Comparing Drought-Busting Rainfalls in MN, OK, and TX:
May 1-29 2015 rainfall in Minnesota (climate stations with roughly twice normal)
7.03" at Moorhead
7.02" at Cass Lake
7.19" at Park Rapids
7.01" at Montevideo
8.41" at Ottertail
7.31" at Morris
6.05" at Collegeville
6.50" at Brainerd
6.68" at Lake Wilson
May 1-29, 2015 rainfall in Oklahoma (climate stations with roughly 4 times normal)
May 1-29, 2015 rainfall in Texas (climate states with 3-4 times normal)
Houston (Sugarland) 18.03"

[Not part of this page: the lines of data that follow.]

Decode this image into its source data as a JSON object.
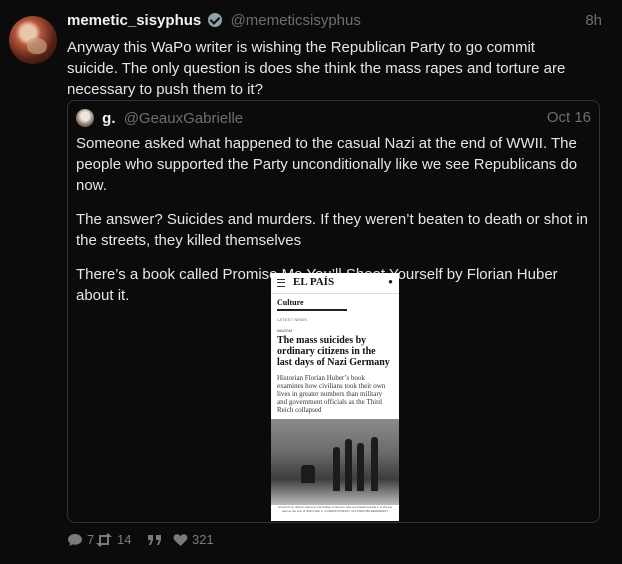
{
  "tweet": {
    "name": "memetic_sisyphus",
    "handle": "@memeticsisyphus",
    "time": "8h",
    "text": "Anyway this WaPo writer is wishing the Republican Party to go commit suicide. The only question is does she think the mass rapes and torture are necessary to push them to it?"
  },
  "quote": {
    "name": "g.",
    "handle": "@GeauxGabrielle",
    "date": "Oct 16",
    "paragraphs": [
      "Someone asked what happened to the casual Nazi at the end of WWII. The people who supported the Party unconditionally like we see Republicans do now.",
      "The answer? Suicides and murders. If they weren’t beaten to death or shot in the streets, they killed themselves",
      "There’s a book called Promise Me You’ll Shoot Yourself by Florian Huber about it."
    ],
    "article": {
      "logo": "EL PAÍS",
      "section": "Culture",
      "latest": "LATEST NEWS",
      "tag": "NAZISM",
      "headline": "The mass suicides by ordinary citizens in the last days of Nazi Germany",
      "subhead": "Historian Florian Huber’s book examines how civilians took their own lives in greater numbers than military and government officials as the Third Reich collapsed",
      "caption": "Soviet Army officers discover the bodies of women who committed suicide in a Vienna park at the end of World War II. CORDON PRESS / ULLSTEIN BILDERDIENST"
    }
  },
  "actions": {
    "replies": "7",
    "retweets": "14",
    "quotes": "",
    "likes": "321"
  },
  "icons": {
    "reply": "speech-bubble-icon",
    "retweet": "retweet-icon",
    "quote": "quote-icon",
    "like": "heart-icon"
  }
}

All of the reports from Oklahoma and Texas are either new record amounts for the month of May, or new record amounts for any single month of the year. Widespread, destructive flash flooding has occurred in both Texas and Oklahoma.
Weekly Weather Potpourri:

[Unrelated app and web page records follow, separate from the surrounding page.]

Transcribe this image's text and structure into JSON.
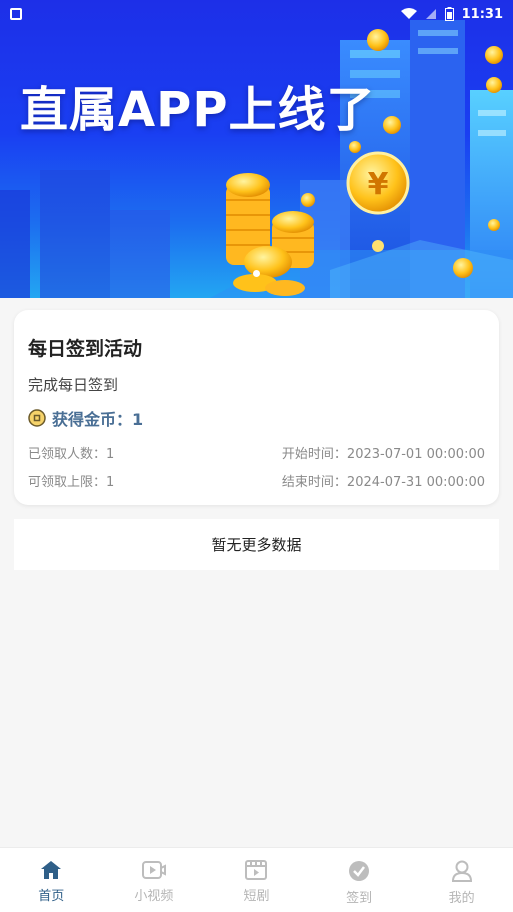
{
  "status_bar": {
    "time": "11:31"
  },
  "banner": {
    "title": "直属APP上线了"
  },
  "activity": {
    "title": "每日签到活动",
    "subtitle": "完成每日签到",
    "reward": "获得金币：1",
    "claimed_count": "已领取人数：1",
    "claim_limit": "可领取上限：1",
    "start_time": "开始时间：2023-07-01 00:00:00",
    "end_time": "结束时间：2024-07-31 00:00:00"
  },
  "list_end_text": "暂无更多数据",
  "tabbar": {
    "items": [
      {
        "label": "首页",
        "icon": "home-icon",
        "active": true
      },
      {
        "label": "小视频",
        "icon": "video-icon",
        "active": false
      },
      {
        "label": "短剧",
        "icon": "film-icon",
        "active": false
      },
      {
        "label": "签到",
        "icon": "check-circle-icon",
        "active": false
      },
      {
        "label": "我的",
        "icon": "user-icon",
        "active": false
      }
    ]
  },
  "colors": {
    "accent": "#2f5f88",
    "reward_text": "#4a6f95",
    "inactive": "#b5b5b5"
  }
}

Jim Angel, State Climatologist for Illinois, wrote an interesting article this week for the Sustainable Corn Blog. It is about the potential impact of the current El Nino episode on the Corn Belt states. It is worth a read.
MPR Listener Question:
Twin Cities Almanac for May 29th:
MSP Local Records for May 29th:
MSP weather records for this date include: highest daily maximum temperature of 94 degrees F in 2006; lowest daily maximum temperature of 53 degrees F in 1947: lowest daily minimum temperature is 33 degrees F in 1965; highest daily minimum temperature of 74° F in 2006; record precipitation of 2.49 inches 1942; and no snowfall has been recorded on this date.
Average dew point for May 29th is 50 degrees F, with a maximum of 72 degrees F in 1953 and a minimum of 25 degrees F in 1947.
All-time state records for May 29th:
Past Weather Features:
Strong thunderstorms brought record-setting rainfall and flash flooding to many parts of the state over May 29-30, 1942. Red Wind and Zumbrota received over 4 inches of rain, but most of the real damaging rainfalls occurred around the Twin Cities area. Minneapolis downtown reported 7.07 inches, downtown St Paul received 5.89 inches, and Maple Plain reported 6.40 inches. Many roads were underwater for a day or two.
A strong thunderstorm on May 29, 1949 dropped 4.50 inches of rain on Mahnomen and 7.50 inches of rain on Thief River Falls in a period of just 6 hours. Many farm fields were flooded, but eventually recovered.
May 29, 1947 brought widespread damaging frosts to many parts of the state. Morning low temperatures in the 20s F and low 30s F were common throughout the state causing crop damage and damage to tender garden plants as well. Frosts occurred as far south as Austin and Grand Meadow, while Thief River Falls in northwestern Minnesota went down to just 21 degrees F. For a brief time on May 29th a freak snow storm occurred depositing a trace of snow in many places and some measurable amounts in a few spots including Spring Grove, Albert Lea, Harmony, Tower, Caribou, Baudette, Worthington, and Grand Meadow.
Thunderstorms and heavy rains over May 28-30, 1953 caused the Red River to reach flood stage in northwestern Minnesota. Many observers in the northwestern counties reported 2 to 5 inches of rainfall over that time period. Roads and culverts were washed out in parts of Wilkin, Clay, and Ottertail Counties, and a 500 foot section of railroad tracks washed out in northern Wilkin County, taking weeks to repair.
May 29, 1965 brought another widespread frost, damaging many corn fields around the state. In the north temperatures fell into the 20s F in many places and widespread frosts were noted even in the suburbs of the Twin Cities. In southeastern Minnesota Caledonia reported a low of 27 degrees F, while Zumbrota reported just 28 degrees F.